What Legislation Affects Commercial Property Landlords?
Almost 10 years ago the introduction of the Climate Change Act 2008 emphasised the government’s willingness to fight climate change and reduce carbon emissions by setting a target of an 80% reduction in carbon emissions by 2050. It is arguable that for a landlord, this may not appear to initially be of concern, and most would immediately consider the effect of car emissions for example. The statistics, however, are damning for buildings and certainly suggest that landlords of commercial properties should definitely be concerned. In 2013 it was reported that 26% of carbon emissions came from commercial properties alone.
Following on from this, the Energy Act 2011 contained a duty to introduce minimum energy efficiency standards (known as ‘MEES’) and related measures for the private rented sector. This coincided with a duty to improve energy efficiency of both domestic and non domestic private rented property, and also aligned itself with the aims of the Climate Change Act.
What Changes Are Coming That A Commercial Landlord Should Be Aware Of?
The first point to be aware of is that the Energy Efficiency (Private Rented Property) (England and Wales) Regulations 2015 will prohibit a landlord from lawfully letting a commercial property, from 1 April 2018, if the Energy Performance Certificate (EPC) rating of that property is lower than an E. It is important to note that this also applies to a landlord seeking to extend or renew an existing tenancy of a commercial property.
From 1 April 2023 an existing lease will become unlawful if it applies to a commercial property with an EPC rating of either F or G. In effect, a lease of commercial property with an EPC rating of F on 31 March 2023 would be lawful but would become immediately unlawful on 1 April 2023.
It goes without saying that a landlord should be aware of the EPC rating of their property, and whilst up to this point, the cost of improving such a rating may have seemed disproportionately high to the benefits received, this will no longer be the case. Whilst there is no positive obligation on a landlord to actively seek to improve the EPC rating of a property, not doing so could have significant implications as a result of the property remaining unlet, or a property on the market reducing in value.
What Happens If A Property With An F Or G Rating Continues To Be Let?
As a result of the above changes, a number of properties will become illegal to let, and should a landlord do so in contravention of these regulations, there are various potential penalties.

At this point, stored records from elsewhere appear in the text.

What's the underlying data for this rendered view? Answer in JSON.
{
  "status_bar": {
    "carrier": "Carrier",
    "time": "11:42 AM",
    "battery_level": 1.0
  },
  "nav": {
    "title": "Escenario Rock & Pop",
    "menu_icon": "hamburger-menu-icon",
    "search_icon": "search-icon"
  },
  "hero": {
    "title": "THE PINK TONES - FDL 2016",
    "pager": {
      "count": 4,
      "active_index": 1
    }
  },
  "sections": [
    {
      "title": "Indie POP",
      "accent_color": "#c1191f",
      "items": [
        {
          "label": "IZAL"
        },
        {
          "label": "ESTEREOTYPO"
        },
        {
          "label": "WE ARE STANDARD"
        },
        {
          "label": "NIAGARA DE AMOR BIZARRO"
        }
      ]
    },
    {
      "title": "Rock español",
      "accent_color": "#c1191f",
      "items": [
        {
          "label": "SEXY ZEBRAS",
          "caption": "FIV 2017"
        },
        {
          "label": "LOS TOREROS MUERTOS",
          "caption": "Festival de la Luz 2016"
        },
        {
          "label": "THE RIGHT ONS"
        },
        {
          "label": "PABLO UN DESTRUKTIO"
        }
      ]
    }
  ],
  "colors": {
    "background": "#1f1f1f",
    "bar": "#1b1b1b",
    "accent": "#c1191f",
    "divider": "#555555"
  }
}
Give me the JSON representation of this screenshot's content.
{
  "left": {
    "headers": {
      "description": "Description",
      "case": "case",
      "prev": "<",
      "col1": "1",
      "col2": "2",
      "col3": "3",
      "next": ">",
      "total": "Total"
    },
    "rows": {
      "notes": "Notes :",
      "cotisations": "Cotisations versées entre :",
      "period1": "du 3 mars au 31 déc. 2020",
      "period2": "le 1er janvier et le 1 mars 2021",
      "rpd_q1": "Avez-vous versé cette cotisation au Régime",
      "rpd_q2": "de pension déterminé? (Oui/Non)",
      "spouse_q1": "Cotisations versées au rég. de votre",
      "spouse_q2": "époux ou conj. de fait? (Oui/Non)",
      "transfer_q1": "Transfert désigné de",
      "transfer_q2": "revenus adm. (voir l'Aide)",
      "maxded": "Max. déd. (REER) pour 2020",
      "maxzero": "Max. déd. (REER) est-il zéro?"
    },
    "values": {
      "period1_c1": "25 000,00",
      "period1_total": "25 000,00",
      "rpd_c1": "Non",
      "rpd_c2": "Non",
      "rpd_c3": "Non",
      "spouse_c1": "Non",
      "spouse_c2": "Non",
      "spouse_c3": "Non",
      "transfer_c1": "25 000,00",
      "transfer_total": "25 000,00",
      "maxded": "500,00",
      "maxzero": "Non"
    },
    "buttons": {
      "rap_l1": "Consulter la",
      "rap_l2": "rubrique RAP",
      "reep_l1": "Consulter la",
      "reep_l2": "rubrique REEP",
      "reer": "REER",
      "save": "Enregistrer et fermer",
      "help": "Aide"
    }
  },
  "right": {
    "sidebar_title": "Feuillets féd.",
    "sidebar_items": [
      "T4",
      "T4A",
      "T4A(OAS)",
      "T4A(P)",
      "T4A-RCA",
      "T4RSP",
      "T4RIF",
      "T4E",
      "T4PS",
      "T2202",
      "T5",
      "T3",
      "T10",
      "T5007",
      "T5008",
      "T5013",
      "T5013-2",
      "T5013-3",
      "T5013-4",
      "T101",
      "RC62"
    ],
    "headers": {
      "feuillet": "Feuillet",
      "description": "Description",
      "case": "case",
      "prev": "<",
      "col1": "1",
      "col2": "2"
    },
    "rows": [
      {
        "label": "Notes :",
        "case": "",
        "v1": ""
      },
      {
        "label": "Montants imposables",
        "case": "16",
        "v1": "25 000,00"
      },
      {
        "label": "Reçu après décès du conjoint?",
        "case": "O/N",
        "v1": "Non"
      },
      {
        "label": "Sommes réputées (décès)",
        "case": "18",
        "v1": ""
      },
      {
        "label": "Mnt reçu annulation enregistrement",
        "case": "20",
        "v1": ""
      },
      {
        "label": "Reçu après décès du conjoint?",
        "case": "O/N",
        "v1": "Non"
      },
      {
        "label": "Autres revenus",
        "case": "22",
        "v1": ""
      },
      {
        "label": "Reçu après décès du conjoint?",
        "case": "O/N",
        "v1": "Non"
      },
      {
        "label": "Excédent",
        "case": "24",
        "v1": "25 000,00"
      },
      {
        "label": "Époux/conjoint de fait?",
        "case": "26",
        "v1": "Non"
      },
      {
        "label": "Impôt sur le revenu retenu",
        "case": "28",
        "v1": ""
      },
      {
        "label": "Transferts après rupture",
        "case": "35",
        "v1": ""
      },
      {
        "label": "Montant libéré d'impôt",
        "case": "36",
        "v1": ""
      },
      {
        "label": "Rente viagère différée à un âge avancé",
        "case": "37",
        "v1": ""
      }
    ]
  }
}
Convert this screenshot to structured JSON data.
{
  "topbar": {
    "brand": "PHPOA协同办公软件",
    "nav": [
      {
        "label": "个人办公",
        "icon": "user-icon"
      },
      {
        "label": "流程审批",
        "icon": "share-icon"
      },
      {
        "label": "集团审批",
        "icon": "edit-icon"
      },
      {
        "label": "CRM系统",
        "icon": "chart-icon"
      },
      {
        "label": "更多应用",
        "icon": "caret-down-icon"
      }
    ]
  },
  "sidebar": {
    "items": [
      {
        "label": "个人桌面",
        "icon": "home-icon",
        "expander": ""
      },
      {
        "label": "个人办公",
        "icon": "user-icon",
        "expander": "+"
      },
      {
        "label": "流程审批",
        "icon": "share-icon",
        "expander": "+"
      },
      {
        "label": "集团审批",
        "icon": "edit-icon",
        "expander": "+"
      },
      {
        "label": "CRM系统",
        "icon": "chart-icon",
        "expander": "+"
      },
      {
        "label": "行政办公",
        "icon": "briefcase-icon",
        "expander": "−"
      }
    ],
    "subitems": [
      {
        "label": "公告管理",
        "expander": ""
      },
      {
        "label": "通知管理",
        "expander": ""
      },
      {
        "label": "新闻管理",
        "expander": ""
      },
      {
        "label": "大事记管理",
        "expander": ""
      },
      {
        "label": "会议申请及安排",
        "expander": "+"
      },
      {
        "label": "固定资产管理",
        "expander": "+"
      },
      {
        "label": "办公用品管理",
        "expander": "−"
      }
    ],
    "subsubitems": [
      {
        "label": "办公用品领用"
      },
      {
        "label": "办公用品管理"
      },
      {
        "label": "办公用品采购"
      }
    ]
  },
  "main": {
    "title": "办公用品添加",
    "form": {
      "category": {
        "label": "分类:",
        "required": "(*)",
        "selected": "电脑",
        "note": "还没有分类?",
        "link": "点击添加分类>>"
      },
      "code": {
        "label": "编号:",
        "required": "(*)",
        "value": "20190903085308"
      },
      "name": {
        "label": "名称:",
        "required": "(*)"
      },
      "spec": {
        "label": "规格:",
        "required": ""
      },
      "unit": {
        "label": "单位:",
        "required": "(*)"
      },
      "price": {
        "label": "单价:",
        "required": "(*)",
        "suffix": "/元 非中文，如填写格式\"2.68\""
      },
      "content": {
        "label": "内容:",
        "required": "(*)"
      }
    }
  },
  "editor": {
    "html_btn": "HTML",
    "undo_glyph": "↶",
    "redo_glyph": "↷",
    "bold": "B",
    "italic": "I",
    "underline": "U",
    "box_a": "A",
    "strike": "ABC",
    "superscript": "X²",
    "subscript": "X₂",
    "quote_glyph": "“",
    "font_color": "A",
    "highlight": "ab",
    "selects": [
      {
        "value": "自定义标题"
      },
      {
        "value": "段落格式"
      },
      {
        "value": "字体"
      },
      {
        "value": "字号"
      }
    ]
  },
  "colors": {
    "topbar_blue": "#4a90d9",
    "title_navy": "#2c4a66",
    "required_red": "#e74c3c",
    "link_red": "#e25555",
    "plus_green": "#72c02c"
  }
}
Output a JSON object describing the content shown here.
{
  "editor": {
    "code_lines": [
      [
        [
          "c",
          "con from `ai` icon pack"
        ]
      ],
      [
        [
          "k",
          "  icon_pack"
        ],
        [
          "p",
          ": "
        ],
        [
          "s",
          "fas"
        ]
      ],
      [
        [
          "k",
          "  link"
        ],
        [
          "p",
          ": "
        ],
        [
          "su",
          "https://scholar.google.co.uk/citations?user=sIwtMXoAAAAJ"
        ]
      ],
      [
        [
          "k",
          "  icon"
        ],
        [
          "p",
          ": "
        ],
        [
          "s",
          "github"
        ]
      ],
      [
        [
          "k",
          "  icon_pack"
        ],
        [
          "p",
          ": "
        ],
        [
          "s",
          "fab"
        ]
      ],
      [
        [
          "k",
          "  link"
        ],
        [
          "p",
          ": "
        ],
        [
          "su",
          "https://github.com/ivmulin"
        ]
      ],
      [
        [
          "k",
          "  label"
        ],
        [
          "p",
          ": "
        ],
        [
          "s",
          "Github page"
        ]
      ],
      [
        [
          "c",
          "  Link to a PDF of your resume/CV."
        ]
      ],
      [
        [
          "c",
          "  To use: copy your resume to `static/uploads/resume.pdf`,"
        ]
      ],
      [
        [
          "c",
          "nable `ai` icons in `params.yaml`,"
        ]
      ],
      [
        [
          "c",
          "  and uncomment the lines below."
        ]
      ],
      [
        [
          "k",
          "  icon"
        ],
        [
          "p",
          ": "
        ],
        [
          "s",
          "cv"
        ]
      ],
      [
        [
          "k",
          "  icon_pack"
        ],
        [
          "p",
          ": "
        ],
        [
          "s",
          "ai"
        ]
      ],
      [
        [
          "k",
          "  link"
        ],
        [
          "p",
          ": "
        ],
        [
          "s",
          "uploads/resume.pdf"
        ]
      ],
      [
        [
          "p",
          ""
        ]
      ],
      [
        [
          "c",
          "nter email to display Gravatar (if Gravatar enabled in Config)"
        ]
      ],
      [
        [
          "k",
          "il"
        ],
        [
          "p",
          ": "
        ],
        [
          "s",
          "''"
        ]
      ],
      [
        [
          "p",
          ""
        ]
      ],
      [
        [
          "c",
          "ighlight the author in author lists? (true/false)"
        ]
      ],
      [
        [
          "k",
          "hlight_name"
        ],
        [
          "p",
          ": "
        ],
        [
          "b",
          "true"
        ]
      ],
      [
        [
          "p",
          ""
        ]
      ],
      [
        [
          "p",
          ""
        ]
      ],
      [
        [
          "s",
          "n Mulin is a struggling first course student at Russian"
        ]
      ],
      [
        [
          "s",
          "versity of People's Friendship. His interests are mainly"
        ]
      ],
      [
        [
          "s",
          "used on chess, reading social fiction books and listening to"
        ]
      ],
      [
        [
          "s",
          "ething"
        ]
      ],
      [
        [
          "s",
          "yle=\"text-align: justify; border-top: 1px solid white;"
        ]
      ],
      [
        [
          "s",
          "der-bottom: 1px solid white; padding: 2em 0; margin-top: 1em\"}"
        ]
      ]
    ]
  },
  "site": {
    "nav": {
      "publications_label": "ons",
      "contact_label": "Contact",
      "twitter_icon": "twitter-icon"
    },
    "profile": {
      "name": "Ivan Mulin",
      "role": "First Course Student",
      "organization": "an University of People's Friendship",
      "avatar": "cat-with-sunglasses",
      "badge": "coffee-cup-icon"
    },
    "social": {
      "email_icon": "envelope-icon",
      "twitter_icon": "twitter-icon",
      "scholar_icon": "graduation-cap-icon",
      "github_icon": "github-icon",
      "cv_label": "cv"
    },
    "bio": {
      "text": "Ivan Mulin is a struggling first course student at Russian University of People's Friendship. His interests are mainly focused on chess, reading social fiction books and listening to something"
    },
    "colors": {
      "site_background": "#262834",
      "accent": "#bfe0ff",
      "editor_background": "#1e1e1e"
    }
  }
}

The first stage for enforcement is what is known as a compliance notice. The local trading standards officers will write to request further information as to the commercial property in question, starting with its EPC and any existing tenancy agreements. Whilst this may seem trivial in itself, failure to adhere could lead to consequences for the landlord.
The second kind of enforcement is a penalty notice, which can be served where a landlord is letting a sub-standard commercial property, or has failed to comply with a compliance notice. At this stage, a financial penalty based on the rateable value of the property up to £150,000 may be imposed, together with a publication penalty. A publication penalty is what it says on the tin; information relating to the associated penalty notice is published on the register for at least 12 months. The effect of this is that it will become public knowledge that, firstly, the landlord (who will be identified) actively lets sub-standard properties, and secondly, what penalties have been imposed.
What Can A Landlord Do To Prepare For The Changes?
It may seem obvious, but in the first instance every landlord of a commercial property should obtain and review a valid EPC, to assess whether any actions need to be taken. In the event that the EPC declares the building as either an F or a G, the landlord should consider the accompanying recommendation report, which identifies a number of steps that can be taken to boost the energy efficiency of that property. The landlord should make an assessment of the costs involved in each of the suggestions and the potential benefit of implementation.
It is also worth noting that not all sub-standard properties will be impacted by the new regulations. A commercial property will be exempt if:
- a landlord has been unable to increase the EPC rating of their property in the preceding 5 years as a result of either the tenant, or any necessary third party, refusing consent to do so;
- according to an independent surveyor, in the last 5 years the property value would have reduced by over 5% following improving the property; or
- a landlord obtains a temporary exemption.
If upon obtaining a valid EPC, a landlord would appear to be in danger of being impacted by the new regulations, it would be worth contacting a member of our Commercial Property Team who can provide you with practical advice.